[DATA TO EXAMINE — start]

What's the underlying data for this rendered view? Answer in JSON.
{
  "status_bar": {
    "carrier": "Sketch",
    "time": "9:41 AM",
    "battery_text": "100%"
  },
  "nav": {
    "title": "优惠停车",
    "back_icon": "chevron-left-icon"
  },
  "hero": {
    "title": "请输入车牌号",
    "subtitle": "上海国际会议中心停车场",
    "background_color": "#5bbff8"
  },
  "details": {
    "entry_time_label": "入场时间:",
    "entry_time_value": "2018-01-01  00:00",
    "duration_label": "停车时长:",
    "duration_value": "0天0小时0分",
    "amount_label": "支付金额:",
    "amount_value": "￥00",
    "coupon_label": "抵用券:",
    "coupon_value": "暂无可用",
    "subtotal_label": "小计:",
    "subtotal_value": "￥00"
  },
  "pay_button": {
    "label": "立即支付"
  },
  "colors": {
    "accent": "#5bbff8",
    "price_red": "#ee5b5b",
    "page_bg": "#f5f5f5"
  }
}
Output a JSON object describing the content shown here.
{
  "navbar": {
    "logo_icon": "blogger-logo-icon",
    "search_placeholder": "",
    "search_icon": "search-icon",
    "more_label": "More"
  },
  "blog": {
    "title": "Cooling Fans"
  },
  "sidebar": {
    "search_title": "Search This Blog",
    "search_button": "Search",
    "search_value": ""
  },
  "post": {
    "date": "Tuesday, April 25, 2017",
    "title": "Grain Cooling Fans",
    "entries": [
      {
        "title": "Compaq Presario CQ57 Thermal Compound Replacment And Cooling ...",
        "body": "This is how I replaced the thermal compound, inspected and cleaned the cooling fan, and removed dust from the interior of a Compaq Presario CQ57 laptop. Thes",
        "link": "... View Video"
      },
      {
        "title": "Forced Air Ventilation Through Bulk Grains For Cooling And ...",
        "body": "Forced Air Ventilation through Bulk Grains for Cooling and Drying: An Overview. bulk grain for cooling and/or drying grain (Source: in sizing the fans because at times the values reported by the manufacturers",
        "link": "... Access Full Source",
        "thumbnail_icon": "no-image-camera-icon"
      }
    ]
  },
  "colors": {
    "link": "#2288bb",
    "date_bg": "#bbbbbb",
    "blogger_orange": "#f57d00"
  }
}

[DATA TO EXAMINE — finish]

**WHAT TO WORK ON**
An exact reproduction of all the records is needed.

**SOLVED EXERCISE**
What's the underlying data for this rendered view? Answer in JSON.
{
  "status_bar": {
    "carrier": "Sketch",
    "time": "9:41 AM",
    "battery_text": "100%"
  },
  "nav": {
    "title": "优惠停车",
    "back_icon": "chevron-left-icon"
  },
  "hero": {
    "title": "请输入车牌号",
    "subtitle": "上海国际会议中心停车场",
    "background_color": "#5bbff8"
  },
  "details": {
    "entry_time_label": "入场时间:",
    "entry_time_value": "2018-01-01  00:00",
    "duration_label": "停车时长:",
    "duration_value": "0天0小时0分",
    "amount_label": "支付金额:",
    "amount_value": "￥00",
    "coupon_label": "抵用券:",
    "coupon_value": "暂无可用",
    "subtotal_label": "小计:",
    "subtotal_value": "￥00"
  },
  "pay_button": {
    "label": "立即支付"
  },
  "colors": {
    "accent": "#5bbff8",
    "price_red": "#ee5b5b",
    "page_bg": "#f5f5f5"
  }
}
Output a JSON object describing the content shown here.
{
  "navbar": {
    "logo_icon": "blogger-logo-icon",
    "search_placeholder": "",
    "search_icon": "search-icon",
    "more_label": "More"
  },
  "blog": {
    "title": "Cooling Fans"
  },
  "sidebar": {
    "search_title": "Search This Blog",
    "search_button": "Search",
    "search_value": ""
  },
  "post": {
    "date": "Tuesday, April 25, 2017",
    "title": "Grain Cooling Fans",
    "entries": [
      {
        "title": "Compaq Presario CQ57 Thermal Compound Replacment And Cooling ...",
        "body": "This is how I replaced the thermal compound, inspected and cleaned the cooling fan, and removed dust from the interior of a Compaq Presario CQ57 laptop. Thes",
        "link": "... View Video"
      },
      {
        "title": "Forced Air Ventilation Through Bulk Grains For Cooling And ...",
        "body": "Forced Air Ventilation through Bulk Grains for Cooling and Drying: An Overview. bulk grain for cooling and/or drying grain (Source: in sizing the fans because at times the values reported by the manufacturers",
        "link": "... Access Full Source",
        "thumbnail_icon": "no-image-camera-icon"
      }
    ]
  },
  "colors": {
    "link": "#2288bb",
    "date_bg": "#bbbbbb",
    "blogger_orange": "#f57d00"
  }
}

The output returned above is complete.